It hadn’t hit me until I was gearing up for the first therapy appointment I’d had in months that I realized how far I’ve come. Three weeks before this day, I was arguing back and forth with a family member about how I couldn’t—physically could not—go to the appointment without taking my anti-anxiety medicine. His argument was that I needed to go to the appointment without medication so that my therapist could teach me how to cope with my anxiety while I was having it. He was saying this out of love, but he hadn’t realized how bad my anxiety had gotten.
“I’ll have such an uncontrollable panic attack, and I don’t know if I’ll be able to compose myself in that hour-long appointment. I understand what you’re saying, but trust me. I need the medicine.”
As I got up the morning of my appointment, I looked at my anti-anxiety medication and it finally hit me. I didn’t need it. In a matter of 3 weeks, I had drastically improved my mental health to the point where my anxiety no longer ruled over my life. I started crying and texted my friend who had been around long enough to see the change for herself. The details of how I turned my life around can be saved for another story on another day, but the fact remains the same: I was no longer spontaneously consumed with fear and unable to live my life because of my anxiety.

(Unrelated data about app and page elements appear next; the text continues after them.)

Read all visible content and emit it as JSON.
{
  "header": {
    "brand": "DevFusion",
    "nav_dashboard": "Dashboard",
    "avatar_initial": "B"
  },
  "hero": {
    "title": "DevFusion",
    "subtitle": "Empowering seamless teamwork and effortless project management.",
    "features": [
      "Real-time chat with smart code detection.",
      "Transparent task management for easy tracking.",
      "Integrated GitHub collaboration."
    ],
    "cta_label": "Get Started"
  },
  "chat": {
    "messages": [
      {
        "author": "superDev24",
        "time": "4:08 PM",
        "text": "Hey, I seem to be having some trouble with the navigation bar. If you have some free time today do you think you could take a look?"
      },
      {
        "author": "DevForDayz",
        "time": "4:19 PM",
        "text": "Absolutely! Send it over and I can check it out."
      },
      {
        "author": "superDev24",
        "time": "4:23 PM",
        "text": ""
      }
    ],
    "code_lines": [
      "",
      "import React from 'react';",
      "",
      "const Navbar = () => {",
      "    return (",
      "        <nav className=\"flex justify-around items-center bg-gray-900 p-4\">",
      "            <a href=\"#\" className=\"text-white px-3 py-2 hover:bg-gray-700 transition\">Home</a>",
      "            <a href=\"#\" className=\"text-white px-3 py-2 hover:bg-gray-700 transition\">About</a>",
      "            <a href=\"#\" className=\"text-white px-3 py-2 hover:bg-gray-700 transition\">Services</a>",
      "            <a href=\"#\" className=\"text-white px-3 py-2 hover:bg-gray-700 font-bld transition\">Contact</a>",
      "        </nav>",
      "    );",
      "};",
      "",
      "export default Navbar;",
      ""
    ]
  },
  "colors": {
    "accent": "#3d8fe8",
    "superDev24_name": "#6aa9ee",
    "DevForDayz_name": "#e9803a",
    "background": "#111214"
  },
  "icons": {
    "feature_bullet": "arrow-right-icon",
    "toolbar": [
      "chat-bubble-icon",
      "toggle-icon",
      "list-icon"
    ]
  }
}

The bittersweet part is that no one in my life knew the degree to which my anxiety was affecting me. I had told a few people, and as awkward as it is, a few people experienced it first hand, but no one knew the depths of it.
Before this last year, I never had general anxiety. I had anxiety, but it was always brought on by a clear trigger. I could always pinpoint what was causing it. General anxiety doesn’t work that way.
I would be driving with a best friend and all of a sudden become so fearful (of nothing) and need to get home. I would be eating breakfast at a restaurant and lie to my table about needing to use the restroom just so that I could go outside and compose myself before I had a panic attack. I would run into a familiar face at a coffee shop and be overwhelmed with anxiety but continue the conversation so as to not freak the other person out.
That last one happened in front of a friend, and when I told her that I had just almost had a panic attack, she responded with, “I’m not at all saying that I don’t believe you, but you didn’t even skip a beat! You just talked to her like nothing was wrong? I couldn’t tell that you were anxious.”
And that’s the thing. It’s not always hyperventilating, sobbing in the corner and rocking back and forth in the fetal position. Sometimes, it’s all of a sudden becoming disengaged from a conversation, tensing your entire body and awkwardly shifting in your seat looking for a way out.
I know too many people who think that because I make good grades, smile, laugh, and know how to have a good time that I must not struggle with mental illness in the extreme ways that I have. The reality is, I was barely getting by. There were times where I was so exhausted from fighting with myself all day that I couldn’t get up and go to the kitchen to feed myself even though I was starving. I had isolated myself so much that I sort of forgot how to interact with people in social settings. And the list goes on.
It took me weeks of dedication to get to the place that I’m at right now—a place that I genuinely never saw myself returning to. It took doctors visits, finding the right medications, friends holding my hand as I confronted another trigger and countless hours of building myself back up from the pile of fragments I once was.
This isn’t meant to sound braggadocious. I’m so happy to be where I’m at now, but I know that one day I could slip back to where I was last year. This is to show that anyone is susceptible to it. Anyone can be overcome with anxiety, or any other mental illness, to the point of debilitation. Regardless of public persona. Regardless of social media presence. Regardless of the frequency of their smile. Mental illness can and does affect anyone in this world, and it’s about time that we acknowledge that.